■ **Assignment**: Would you print every entry exactly as it appears?

■ **Materials provided**:
=-=-=-=-=
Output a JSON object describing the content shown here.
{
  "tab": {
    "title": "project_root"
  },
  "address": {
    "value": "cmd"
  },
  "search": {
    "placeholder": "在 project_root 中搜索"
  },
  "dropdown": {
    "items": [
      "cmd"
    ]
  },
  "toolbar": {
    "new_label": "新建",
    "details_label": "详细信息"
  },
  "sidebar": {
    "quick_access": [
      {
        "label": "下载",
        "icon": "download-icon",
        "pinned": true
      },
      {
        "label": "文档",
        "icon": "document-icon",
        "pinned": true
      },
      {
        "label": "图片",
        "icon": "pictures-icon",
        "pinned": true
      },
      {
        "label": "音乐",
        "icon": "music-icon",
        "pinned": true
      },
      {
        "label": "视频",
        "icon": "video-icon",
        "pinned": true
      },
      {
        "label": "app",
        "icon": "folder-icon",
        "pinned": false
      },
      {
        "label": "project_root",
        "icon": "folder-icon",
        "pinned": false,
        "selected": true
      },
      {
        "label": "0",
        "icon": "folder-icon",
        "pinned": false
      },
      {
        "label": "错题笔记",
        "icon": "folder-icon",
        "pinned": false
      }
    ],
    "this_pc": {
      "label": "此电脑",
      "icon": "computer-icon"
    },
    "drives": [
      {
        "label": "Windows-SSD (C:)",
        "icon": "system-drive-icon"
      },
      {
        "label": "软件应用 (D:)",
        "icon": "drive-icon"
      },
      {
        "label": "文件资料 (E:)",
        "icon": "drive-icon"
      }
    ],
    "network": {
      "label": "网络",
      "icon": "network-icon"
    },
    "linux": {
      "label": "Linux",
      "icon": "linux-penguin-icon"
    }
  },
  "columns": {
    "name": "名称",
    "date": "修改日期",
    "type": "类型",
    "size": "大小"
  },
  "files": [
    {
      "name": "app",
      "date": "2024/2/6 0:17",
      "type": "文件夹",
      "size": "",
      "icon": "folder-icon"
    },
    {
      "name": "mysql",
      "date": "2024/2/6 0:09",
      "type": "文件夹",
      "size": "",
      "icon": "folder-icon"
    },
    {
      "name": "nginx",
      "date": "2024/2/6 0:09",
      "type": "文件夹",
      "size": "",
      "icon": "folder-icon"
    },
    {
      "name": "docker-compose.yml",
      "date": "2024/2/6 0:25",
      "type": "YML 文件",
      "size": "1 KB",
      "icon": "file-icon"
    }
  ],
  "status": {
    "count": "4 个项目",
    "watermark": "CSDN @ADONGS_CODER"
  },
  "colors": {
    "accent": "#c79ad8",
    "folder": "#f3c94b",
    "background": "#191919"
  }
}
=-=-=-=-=
■ **Expected answer**:
Output a JSON object describing the content shown here.
{
  "tab": {
    "title": "project_root"
  },
  "address": {
    "value": "cmd"
  },
  "search": {
    "placeholder": "在 project_root 中搜索"
  },
  "dropdown": {
    "items": [
      "cmd"
    ]
  },
  "toolbar": {
    "new_label": "新建",
    "details_label": "详细信息"
  },
  "sidebar": {
    "quick_access": [
      {
        "label": "下载",
        "icon": "download-icon",
        "pinned": true
      },
      {
        "label": "文档",
        "icon": "document-icon",
        "pinned": true
      },
      {
        "label": "图片",
        "icon": "pictures-icon",
        "pinned": true
      },
      {
        "label": "音乐",
        "icon": "music-icon",
        "pinned": true
      },
      {
        "label": "视频",
        "icon": "video-icon",
        "pinned": true
      },
      {
        "label": "app",
        "icon": "folder-icon",
        "pinned": false
      },
      {
        "label": "project_root",
        "icon": "folder-icon",
        "pinned": false,
        "selected": true
      },
      {
        "label": "0",
        "icon": "folder-icon",
        "pinned": false
      },
      {
        "label": "错题笔记",
        "icon": "folder-icon",
        "pinned": false
      }
    ],
    "this_pc": {
      "label": "此电脑",
      "icon": "computer-icon"
    },
    "drives": [
      {
        "label": "Windows-SSD (C:)",
        "icon": "system-drive-icon"
      },
      {
        "label": "软件应用 (D:)",
        "icon": "drive-icon"
      },
      {
        "label": "文件资料 (E:)",
        "icon": "drive-icon"
      }
    ],
    "network": {
      "label": "网络",
      "icon": "network-icon"
    },
    "linux": {
      "label": "Linux",
      "icon": "linux-penguin-icon"
    }
  },
  "columns": {
    "name": "名称",
    "date": "修改日期",
    "type": "类型",
    "size": "大小"
  },
  "files": [
    {
      "name": "app",
      "date": "2024/2/6 0:17",
      "type": "文件夹",
      "size": "",
      "icon": "folder-icon"
    },
    {
      "name": "mysql",
      "date": "2024/2/6 0:09",
      "type": "文件夹",
      "size": "",
      "icon": "folder-icon"
    },
    {
      "name": "nginx",
      "date": "2024/2/6 0:09",
      "type": "文件夹",
      "size": "",
      "icon": "folder-icon"
    },
    {
      "name": "docker-compose.yml",
      "date": "2024/2/6 0:25",
      "type": "YML 文件",
      "size": "1 KB",
      "icon": "file-icon"
    }
  ],
  "status": {
    "count": "4 个项目",
    "watermark": "CSDN @ADONGS_CODER"
  },
  "colors": {
    "accent": "#c79ad8",
    "folder": "#f3c94b",
    "background": "#191919"
  }
}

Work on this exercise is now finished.